The Arrhenius equation was used in a modified form to illustrate the relationship between the effective moisture diffusion and the ratio of the microwave output power to sample weight (m/P) instead of the temperature for calculation of the activation energy. The modified Arrhenius equation (6) derived by Dadali et al.
After fitting is conducted over the fixed viscosity and temperature reciprocal, the activation energy of the viscous flow of a slag component was obtained according to the slope.
Reaction temperature-dependent rate constants were obtained in the experiments, and the activation energy and pre-exponential factor were determined using equation (7).
The f([alpha]) function can be determined from a nonisothermal curve if activation energy is known (Malek 1989).
Where Ea, R, Ko and T are activation energy for the hydration process in kJ.mol-1, universal gas constant in 8.314x10-3 kJ mol-1 K-1, frequency factor or pre-exponential constant in % s-1, the soaking temperatures (K), respectively.
The activation energy values we got for FeAc and FeAc-FD are smaller than those ones found in scientific literature for some transition metal acetates [8].
Several models [11-14] employed single activation energy value to estimate kinetic parameters, assuming a first order of reaction, whilst other methods [5, 7, 15] made use of the distribution of activation energy values over the entire range of pyrolysis process.

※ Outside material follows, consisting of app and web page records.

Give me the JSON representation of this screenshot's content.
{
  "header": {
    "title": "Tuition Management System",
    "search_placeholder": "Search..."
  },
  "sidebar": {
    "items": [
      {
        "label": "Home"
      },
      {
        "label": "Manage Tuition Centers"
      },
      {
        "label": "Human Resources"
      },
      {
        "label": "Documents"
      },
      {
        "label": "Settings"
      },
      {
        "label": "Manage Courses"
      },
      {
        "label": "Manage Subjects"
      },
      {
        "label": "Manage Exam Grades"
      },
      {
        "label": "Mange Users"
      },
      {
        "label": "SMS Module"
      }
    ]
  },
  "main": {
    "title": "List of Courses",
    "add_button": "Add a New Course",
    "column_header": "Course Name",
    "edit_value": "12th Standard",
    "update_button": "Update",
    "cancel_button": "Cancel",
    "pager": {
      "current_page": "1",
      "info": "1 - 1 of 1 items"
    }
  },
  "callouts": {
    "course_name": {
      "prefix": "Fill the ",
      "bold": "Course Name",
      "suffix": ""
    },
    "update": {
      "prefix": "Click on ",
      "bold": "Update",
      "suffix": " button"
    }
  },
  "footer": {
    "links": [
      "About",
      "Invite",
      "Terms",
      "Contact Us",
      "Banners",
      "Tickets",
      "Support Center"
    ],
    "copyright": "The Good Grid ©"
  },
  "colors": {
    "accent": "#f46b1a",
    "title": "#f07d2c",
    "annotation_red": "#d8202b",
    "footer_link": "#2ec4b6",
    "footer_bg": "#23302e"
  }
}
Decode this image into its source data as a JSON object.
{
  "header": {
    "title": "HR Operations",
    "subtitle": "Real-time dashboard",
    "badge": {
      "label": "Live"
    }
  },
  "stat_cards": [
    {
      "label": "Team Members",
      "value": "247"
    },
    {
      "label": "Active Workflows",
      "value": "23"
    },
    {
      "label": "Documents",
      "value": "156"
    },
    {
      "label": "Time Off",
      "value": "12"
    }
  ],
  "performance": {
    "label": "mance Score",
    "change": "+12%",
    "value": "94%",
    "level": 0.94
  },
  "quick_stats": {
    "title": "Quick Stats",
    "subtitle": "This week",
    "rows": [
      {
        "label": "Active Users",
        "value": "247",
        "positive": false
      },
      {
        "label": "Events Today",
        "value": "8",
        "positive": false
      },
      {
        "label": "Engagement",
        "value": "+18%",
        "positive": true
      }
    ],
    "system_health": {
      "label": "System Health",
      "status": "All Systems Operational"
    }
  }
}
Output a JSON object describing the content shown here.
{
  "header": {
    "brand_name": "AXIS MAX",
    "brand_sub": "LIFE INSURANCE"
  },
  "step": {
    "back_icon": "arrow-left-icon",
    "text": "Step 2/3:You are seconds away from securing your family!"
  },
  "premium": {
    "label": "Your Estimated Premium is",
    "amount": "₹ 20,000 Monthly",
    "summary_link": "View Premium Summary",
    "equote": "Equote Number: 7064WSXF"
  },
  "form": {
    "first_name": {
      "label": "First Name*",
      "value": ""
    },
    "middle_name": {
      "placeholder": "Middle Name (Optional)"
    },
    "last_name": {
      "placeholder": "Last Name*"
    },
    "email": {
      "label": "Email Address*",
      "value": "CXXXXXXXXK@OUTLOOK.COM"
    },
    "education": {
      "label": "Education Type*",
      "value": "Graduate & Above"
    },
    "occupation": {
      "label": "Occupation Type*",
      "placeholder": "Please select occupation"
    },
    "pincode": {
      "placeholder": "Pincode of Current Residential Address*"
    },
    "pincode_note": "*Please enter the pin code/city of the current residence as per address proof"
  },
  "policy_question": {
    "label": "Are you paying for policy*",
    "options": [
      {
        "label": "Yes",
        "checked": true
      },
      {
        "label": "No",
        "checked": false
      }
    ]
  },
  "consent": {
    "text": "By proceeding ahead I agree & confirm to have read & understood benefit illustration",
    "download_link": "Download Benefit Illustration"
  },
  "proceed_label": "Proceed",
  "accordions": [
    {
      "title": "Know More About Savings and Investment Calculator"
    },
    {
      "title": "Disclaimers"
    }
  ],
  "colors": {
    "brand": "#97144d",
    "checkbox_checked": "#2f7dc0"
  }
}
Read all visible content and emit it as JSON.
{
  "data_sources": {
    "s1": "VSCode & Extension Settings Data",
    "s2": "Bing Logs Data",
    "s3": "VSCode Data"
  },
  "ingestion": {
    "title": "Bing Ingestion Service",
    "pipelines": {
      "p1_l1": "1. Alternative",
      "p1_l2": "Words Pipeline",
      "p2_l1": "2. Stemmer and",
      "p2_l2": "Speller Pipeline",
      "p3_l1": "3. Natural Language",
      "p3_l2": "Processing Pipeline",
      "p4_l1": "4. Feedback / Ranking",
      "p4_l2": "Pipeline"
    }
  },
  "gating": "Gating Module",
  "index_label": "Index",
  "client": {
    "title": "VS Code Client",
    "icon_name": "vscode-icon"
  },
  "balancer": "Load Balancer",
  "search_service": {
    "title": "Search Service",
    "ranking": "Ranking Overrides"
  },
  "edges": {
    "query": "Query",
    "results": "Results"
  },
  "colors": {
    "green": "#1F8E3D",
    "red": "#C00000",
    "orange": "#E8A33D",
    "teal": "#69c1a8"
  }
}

where d[alpha]/dt is the reaction speed, [s.sup.-1]; k is the speed constant; E is the activation energy, J/mol; R is the universal gas constant, J/(mol x K); T is the temperature, K; [alpha] is the degree of transformation, %.